== EXERCISE DATA ==

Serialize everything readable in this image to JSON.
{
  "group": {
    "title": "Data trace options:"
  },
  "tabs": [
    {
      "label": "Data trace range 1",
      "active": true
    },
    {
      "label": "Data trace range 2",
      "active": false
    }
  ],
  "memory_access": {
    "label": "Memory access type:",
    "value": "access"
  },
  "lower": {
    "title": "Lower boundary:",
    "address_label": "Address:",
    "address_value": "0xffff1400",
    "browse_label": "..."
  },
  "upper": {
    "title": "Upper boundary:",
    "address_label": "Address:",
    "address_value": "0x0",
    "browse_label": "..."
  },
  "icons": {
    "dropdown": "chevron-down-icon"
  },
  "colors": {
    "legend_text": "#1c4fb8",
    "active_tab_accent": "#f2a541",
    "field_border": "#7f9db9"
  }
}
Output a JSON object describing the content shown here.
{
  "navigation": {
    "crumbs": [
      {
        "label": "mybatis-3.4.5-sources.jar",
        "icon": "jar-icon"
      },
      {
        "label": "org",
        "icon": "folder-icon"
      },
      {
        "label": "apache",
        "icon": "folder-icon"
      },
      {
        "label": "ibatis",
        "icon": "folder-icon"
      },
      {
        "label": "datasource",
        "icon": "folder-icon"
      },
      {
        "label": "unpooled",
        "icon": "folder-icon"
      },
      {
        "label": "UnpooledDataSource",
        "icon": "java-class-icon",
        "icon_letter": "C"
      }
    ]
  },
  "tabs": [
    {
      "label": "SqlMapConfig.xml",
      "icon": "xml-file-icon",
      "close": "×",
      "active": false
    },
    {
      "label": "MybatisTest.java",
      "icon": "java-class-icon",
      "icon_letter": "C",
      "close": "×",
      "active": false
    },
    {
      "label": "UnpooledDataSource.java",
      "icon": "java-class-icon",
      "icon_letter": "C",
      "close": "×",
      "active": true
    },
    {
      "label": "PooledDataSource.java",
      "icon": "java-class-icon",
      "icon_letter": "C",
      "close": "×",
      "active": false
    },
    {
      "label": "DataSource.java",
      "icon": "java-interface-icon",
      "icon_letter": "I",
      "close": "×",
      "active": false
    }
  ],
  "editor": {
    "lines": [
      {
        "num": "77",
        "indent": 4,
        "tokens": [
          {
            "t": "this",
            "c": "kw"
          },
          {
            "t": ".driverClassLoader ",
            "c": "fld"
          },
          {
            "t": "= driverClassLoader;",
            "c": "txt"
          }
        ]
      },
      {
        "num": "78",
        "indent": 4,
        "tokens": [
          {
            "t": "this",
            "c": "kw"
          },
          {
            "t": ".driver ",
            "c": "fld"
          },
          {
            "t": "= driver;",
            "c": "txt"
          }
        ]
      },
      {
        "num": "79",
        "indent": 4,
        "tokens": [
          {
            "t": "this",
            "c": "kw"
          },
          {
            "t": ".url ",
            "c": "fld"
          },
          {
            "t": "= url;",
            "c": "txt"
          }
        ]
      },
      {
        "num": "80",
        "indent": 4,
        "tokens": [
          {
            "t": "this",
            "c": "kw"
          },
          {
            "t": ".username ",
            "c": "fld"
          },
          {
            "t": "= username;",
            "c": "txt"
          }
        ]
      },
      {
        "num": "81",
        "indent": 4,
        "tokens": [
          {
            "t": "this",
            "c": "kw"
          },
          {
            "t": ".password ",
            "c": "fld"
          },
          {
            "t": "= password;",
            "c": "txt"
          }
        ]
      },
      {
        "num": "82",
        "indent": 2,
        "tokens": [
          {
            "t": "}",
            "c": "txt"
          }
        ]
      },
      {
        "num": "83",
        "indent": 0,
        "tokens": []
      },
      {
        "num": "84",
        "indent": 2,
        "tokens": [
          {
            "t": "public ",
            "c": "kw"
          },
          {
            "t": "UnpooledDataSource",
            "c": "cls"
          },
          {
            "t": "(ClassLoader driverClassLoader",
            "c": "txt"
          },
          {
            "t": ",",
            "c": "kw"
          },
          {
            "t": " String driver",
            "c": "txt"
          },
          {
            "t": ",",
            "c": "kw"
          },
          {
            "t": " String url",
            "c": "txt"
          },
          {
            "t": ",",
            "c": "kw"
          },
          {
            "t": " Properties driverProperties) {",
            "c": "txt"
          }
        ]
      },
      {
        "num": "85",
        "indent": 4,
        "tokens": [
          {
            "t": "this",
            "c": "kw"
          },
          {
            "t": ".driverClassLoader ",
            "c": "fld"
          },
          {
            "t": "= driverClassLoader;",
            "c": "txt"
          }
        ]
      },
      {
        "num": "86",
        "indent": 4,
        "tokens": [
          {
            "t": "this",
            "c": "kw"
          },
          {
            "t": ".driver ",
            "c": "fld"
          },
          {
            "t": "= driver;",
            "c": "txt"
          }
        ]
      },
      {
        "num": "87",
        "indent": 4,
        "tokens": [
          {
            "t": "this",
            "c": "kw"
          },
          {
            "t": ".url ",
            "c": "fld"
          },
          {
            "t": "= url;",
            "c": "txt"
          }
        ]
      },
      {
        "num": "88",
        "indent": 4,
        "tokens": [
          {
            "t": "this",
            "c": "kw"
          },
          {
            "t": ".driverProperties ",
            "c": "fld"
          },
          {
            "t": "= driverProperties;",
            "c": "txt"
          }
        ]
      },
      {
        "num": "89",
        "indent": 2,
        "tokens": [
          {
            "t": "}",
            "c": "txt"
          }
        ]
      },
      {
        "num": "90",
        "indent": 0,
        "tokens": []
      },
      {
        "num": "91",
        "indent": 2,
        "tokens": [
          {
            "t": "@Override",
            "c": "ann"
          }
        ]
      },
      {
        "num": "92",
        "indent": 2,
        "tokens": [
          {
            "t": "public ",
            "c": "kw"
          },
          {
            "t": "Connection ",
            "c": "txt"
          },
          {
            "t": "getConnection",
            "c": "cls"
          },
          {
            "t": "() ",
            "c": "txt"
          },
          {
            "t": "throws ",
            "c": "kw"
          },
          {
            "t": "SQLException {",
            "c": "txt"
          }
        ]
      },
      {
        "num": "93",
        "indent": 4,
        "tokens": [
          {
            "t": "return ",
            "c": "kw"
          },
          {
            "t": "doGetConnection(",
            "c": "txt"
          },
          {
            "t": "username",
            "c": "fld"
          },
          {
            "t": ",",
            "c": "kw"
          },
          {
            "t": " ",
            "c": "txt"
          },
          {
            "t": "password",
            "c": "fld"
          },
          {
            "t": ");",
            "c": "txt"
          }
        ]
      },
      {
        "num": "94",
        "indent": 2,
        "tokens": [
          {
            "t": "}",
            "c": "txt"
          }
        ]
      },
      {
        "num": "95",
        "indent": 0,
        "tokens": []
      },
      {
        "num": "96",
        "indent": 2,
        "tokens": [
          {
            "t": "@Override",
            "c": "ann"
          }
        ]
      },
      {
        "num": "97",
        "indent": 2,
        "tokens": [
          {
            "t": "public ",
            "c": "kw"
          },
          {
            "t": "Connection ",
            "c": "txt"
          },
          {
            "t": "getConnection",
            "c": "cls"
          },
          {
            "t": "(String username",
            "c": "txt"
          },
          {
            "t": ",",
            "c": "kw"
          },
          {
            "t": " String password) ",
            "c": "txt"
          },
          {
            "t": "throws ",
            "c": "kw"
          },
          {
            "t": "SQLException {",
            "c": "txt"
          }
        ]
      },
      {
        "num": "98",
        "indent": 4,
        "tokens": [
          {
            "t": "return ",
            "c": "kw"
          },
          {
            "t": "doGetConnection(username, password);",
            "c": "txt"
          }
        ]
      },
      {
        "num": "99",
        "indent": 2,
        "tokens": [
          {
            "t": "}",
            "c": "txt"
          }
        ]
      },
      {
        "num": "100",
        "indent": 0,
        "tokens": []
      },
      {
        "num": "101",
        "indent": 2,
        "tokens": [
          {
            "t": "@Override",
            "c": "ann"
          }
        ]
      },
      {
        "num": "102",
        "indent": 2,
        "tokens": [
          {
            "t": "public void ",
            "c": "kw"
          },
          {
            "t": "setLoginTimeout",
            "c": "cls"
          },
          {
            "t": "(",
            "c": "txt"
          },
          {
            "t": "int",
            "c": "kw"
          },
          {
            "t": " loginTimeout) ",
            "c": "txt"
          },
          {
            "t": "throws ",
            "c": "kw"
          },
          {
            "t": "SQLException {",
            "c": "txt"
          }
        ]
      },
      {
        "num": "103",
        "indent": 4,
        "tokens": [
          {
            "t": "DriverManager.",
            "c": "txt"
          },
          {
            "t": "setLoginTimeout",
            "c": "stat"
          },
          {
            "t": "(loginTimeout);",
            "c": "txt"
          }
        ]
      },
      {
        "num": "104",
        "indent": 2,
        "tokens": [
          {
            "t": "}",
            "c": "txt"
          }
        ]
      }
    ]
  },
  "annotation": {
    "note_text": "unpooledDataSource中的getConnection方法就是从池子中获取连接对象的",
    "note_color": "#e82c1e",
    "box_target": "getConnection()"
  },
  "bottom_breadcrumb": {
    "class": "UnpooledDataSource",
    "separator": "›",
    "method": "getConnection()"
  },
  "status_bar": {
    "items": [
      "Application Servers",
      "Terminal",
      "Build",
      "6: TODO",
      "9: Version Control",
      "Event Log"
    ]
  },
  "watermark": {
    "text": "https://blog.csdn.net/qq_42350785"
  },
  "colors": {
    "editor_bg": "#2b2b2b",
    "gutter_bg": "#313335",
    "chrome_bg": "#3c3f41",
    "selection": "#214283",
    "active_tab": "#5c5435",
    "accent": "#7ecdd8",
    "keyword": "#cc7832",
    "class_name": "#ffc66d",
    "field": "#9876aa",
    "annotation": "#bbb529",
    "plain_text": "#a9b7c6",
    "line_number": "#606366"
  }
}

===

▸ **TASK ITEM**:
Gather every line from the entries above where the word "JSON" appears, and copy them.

▸ **RESPONSE**:
Serialize everything readable in this image to JSON.
Output a JSON object describing the content shown here.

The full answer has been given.